● **DATA FOR REVIEW**:
━━━━━━

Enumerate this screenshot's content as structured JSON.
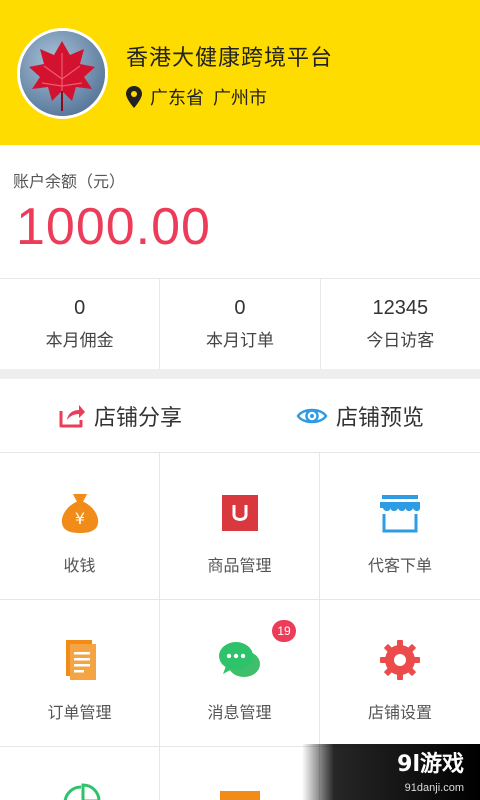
{
  "header": {
    "shop_name": "香港大健康跨境平台",
    "province": "广东省",
    "city": "广州市",
    "bg_color": "#ffdc00"
  },
  "balance": {
    "label": "账户余额（元）",
    "value": "1000.00",
    "value_color": "#ec3c5a"
  },
  "stats": [
    {
      "value": "0",
      "label": "本月佣金"
    },
    {
      "value": "0",
      "label": "本月订单"
    },
    {
      "value": "12345",
      "label": "今日访客"
    }
  ],
  "actions": [
    {
      "label": "店铺分享",
      "icon": "share-icon"
    },
    {
      "label": "店铺预览",
      "icon": "eye-icon"
    }
  ],
  "grid": [
    {
      "label": "收钱",
      "icon": "money-bag-icon"
    },
    {
      "label": "商品管理",
      "icon": "product-icon"
    },
    {
      "label": "代客下单",
      "icon": "storefront-icon"
    },
    {
      "label": "订单管理",
      "icon": "orders-icon"
    },
    {
      "label": "消息管理",
      "icon": "chat-icon",
      "badge": "19"
    },
    {
      "label": "店铺设置",
      "icon": "gear-icon"
    }
  ],
  "watermark": {
    "main": "9l游戏",
    "sub": "91danji.com"
  }
}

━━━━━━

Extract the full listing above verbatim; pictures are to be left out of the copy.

Enumerate this screenshot's content as structured JSON.
{
  "header": {
    "shop_name": "香港大健康跨境平台",
    "province": "广东省",
    "city": "广州市",
    "bg_color": "#ffdc00"
  },
  "balance": {
    "label": "账户余额（元）",
    "value": "1000.00",
    "value_color": "#ec3c5a"
  },
  "stats": [
    {
      "value": "0",
      "label": "本月佣金"
    },
    {
      "value": "0",
      "label": "本月订单"
    },
    {
      "value": "12345",
      "label": "今日访客"
    }
  ],
  "actions": [
    {
      "label": "店铺分享",
      "icon": "share-icon"
    },
    {
      "label": "店铺预览",
      "icon": "eye-icon"
    }
  ],
  "grid": [
    {
      "label": "收钱",
      "icon": "money-bag-icon"
    },
    {
      "label": "商品管理",
      "icon": "product-icon"
    },
    {
      "label": "代客下单",
      "icon": "storefront-icon"
    },
    {
      "label": "订单管理",
      "icon": "orders-icon"
    },
    {
      "label": "消息管理",
      "icon": "chat-icon",
      "badge": "19"
    },
    {
      "label": "店铺设置",
      "icon": "gear-icon"
    }
  ],
  "watermark": {
    "main": "9l游戏",
    "sub": "91danji.com"
  }
}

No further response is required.